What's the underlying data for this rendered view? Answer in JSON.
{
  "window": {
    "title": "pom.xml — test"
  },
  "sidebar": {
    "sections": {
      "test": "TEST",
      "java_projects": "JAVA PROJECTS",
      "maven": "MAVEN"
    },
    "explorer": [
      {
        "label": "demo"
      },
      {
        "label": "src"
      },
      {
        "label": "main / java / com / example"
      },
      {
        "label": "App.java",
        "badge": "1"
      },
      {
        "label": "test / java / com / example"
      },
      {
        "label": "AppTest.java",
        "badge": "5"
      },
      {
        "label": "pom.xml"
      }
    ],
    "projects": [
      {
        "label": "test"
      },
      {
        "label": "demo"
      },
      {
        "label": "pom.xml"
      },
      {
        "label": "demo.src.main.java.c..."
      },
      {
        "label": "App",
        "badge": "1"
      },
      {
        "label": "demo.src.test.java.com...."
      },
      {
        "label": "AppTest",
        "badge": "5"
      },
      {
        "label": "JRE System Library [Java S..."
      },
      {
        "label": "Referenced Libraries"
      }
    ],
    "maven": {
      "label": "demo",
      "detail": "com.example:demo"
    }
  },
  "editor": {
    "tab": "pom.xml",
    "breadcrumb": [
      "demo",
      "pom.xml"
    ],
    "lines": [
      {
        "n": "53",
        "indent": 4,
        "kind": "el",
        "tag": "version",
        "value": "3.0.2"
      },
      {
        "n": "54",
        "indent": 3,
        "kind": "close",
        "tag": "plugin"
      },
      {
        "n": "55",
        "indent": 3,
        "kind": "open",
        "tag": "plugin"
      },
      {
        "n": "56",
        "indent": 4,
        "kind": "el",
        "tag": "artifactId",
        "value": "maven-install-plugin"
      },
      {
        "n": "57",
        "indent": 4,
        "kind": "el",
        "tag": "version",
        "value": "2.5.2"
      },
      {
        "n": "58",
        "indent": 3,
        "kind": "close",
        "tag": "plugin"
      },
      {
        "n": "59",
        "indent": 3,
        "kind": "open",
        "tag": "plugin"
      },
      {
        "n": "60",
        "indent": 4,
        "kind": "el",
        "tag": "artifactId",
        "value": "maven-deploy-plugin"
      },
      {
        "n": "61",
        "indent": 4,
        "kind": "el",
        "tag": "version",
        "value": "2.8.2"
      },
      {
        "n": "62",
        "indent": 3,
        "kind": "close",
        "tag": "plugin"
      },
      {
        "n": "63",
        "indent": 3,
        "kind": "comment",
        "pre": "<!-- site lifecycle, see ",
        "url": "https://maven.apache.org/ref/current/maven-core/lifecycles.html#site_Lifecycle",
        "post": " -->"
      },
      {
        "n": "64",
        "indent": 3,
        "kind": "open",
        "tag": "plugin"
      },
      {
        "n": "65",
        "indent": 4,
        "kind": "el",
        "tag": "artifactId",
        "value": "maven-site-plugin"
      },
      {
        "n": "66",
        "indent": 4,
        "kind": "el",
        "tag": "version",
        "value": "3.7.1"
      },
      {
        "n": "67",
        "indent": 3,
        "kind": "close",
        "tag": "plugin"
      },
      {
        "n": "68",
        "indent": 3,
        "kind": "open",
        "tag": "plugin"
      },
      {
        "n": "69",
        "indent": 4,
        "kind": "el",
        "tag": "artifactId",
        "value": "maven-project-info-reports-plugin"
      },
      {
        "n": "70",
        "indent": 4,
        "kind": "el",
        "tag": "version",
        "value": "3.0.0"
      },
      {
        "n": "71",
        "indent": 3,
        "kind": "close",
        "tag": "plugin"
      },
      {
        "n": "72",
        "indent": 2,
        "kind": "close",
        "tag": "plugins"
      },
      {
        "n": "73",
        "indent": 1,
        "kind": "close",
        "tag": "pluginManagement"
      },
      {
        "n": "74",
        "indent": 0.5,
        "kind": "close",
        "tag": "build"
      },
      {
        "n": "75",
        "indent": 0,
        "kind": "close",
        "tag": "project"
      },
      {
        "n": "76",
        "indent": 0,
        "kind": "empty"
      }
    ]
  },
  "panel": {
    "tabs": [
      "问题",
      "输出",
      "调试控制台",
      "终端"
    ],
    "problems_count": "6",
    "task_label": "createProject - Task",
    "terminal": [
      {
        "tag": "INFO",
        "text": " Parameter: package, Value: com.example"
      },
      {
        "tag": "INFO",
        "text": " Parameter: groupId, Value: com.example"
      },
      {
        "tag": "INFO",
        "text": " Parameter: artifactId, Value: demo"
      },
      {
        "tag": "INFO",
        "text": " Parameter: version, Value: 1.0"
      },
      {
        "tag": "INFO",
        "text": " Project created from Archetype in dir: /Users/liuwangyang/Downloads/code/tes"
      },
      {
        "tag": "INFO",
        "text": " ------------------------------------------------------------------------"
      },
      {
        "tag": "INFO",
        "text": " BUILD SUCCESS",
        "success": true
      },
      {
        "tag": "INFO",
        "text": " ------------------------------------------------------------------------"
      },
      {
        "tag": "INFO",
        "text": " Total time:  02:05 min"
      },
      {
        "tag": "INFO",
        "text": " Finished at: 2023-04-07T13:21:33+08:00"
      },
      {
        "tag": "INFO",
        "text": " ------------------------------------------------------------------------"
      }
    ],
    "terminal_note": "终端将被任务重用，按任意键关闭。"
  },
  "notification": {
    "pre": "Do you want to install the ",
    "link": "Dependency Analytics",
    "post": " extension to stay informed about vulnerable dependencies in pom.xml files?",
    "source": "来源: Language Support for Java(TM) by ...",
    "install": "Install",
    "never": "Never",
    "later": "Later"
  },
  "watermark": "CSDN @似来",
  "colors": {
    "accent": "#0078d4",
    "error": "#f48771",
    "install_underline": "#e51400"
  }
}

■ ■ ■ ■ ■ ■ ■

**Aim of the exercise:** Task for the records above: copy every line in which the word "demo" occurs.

**Reply to the task:**
        "label": "demo"
        "label": "demo"
        "label": "demo.src.main.java.c..."
        "label": "demo.src.test.java.com...."
      "label": "demo",
      "detail": "com.example:demo"
      "demo",
        "text": " Parameter: artifactId, Value: demo"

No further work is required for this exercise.